Maybe it was the fact that this big be-chromed cruiser was parked outside the tent and just across the road from the ocean shore, and was mesmerizing in its Seminole Red shade there beneath the overcast sky. The car was a one-year, mid-century model, and Worldwide notes that only 839 of them were produced. This one looks like it’s ready for a night out with the Rat Pack, and since I’ve just moved to the Las Vegas area, it just might fit my new lifestyle.
1957 Oldsmobile Super 88 convertible
The ’58 Buick has a pre-auction estimated value in the $175,000 to $200,000 range, much too pricey for an automotive journalist to consider. But my second-favorite car is somewhat more affordable with a pre-sale estimate of $80,000 to $100,000. And it’s also a gorgeous mid-century General Motors convertible in a nice “Ice Green” shade. And it figures to cruise quite quickly with its 371 Rocket V8 topped by J2 triple carburetors and pumping out 312 horsepower.
1916 Locomobile Model 38 collapsible cabriolet
I’m not quite sure why I was so drawn to this car. Experts may recognize it as the FIVA Preservation award winner at the 2017 Pebble Beach Concours d’Elegance, and know that one of only two such vehicles known to still exist, or that for many years it was owned by the socialite daughter of Maryland’s governor from 1892-96, the several-times married Mary Ridgley Brown Lee. She was only 40 when she died and her widower retained the car, which was last registered for the road in 1930. The car has amazing details, from its dashboard to its rear-mounted fuel gauge.
1967 Lamborghini 400 GT 2+2 or 1958 Ferrari 250 GT Elena

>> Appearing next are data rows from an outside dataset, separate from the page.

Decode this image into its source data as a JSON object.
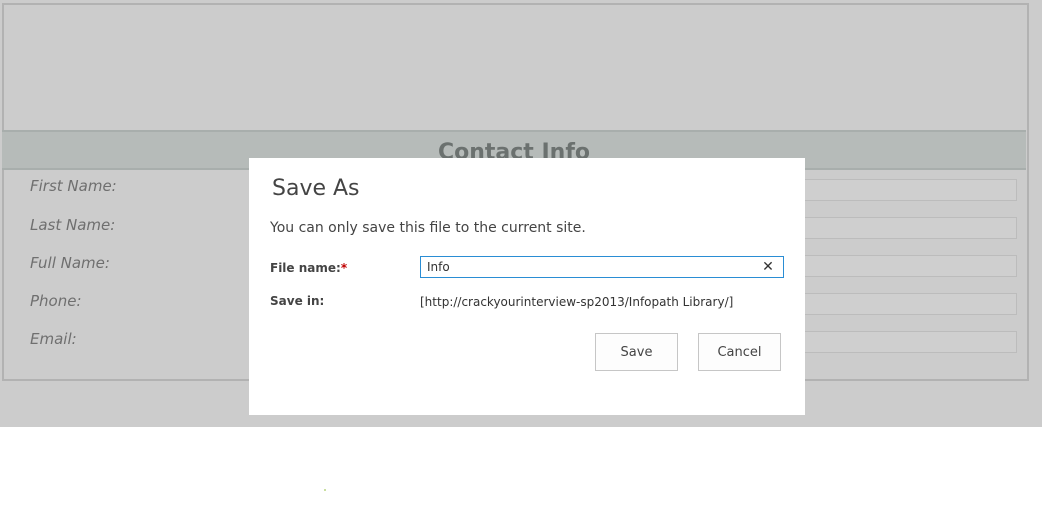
{
  "form": {
    "section_title": "Contact Info",
    "fields": [
      {
        "label": "First Name:"
      },
      {
        "label": "Last Name:"
      },
      {
        "label": "Full Name:"
      },
      {
        "label": "Phone:"
      },
      {
        "label": "Email:"
      }
    ]
  },
  "dialog": {
    "title": "Save As",
    "message": "You can only save this file to the current site.",
    "file_name_label": "File name:",
    "required_marker": "*",
    "file_name_value": "Info",
    "clear_icon": "close-icon",
    "save_in_label": "Save in:",
    "save_in_value": "[http://crackyourinterview-sp2013/Infopath Library/]",
    "save_label": "Save",
    "cancel_label": "Cancel"
  },
  "colors": {
    "overlay": "#cccccc",
    "section_bar": "#b6bbb9",
    "input_focus_border": "#2a8dd4",
    "required": "#c00000"
  }
}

Two more cars carrying lots of patina drew my attention, and I’m not quite sure which I like better, the 1967 Lamborghini 400 GT 2+2 or the 1958 Ferrari 250 GT Elena. The Elena could be worth twice as much, though I think I would be thrilled with either of them, and I hope I’d have the good sense to do only any needed mechanical work, and take care of some wear in the Elena’s leather seating.

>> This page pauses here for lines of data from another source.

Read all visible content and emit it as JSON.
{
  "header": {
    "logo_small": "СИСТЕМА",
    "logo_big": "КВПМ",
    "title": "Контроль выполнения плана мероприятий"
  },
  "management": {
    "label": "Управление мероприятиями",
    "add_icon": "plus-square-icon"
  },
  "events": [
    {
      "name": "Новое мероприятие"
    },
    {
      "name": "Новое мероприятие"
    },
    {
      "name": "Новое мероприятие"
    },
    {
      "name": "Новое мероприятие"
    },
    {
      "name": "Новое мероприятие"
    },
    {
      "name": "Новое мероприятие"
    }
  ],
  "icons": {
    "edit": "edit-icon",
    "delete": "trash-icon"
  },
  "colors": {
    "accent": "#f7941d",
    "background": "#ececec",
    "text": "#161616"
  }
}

1955 Talbot-Lago T-15 coupe
Another pretty much original-condition vehicle I really liked was this 1955 Talbot-Lago T-15 coupe with coachwork by Barou. Never head of Barou? Neither had I. Jean Barou had worked for Jacques Saoutchik, but while Saoutchik’s designs were flamboyant, Barou’s cars were crisp and angular and, based on this Talbot-Lago, had proportions and style that were ahead of their time. He apparently didn’t do a lot of cars, but works his design on a variety of vehicles, from a Jaguar XK120 to a Jowett, from a Peugeot to a Fiat.
1938 Mercedes-Benz 170 V cabriolet
Speaking of proportions, I like the compact stance of this car, which formerly was owned by American realist painter Jamie Wyeth. Yes, the son of Andrew and Betsy Wyeth, grandson of N.C. Wyeth and student of his aunt, Carolyn Wyeth.
1931 Cadillac 370A V12 5-passenger sport phaeton
I was thrilled when I discovered this beautiful orange-colored classic Cadillac had been part of the collection of Dr. Barbara Mae Atwood, perhaps the predominant woman car collector of her era. She worked as a clinical counselor at two universities and was involved in environmental and animal protection charities. After her death in 2008, some two dozen of her cars were sold at RM’s Phoenix auction in 2009.
1915 Chalmers Race About
Though not part of the auction docket, Worldwide also has this 1915 Chalmers on its grounds. The car isn’t up for bidding but is being offered by “private treaty,” which means it’s for sale, and it seemed to be drawing quite a bit of attention while I was at the auction venue.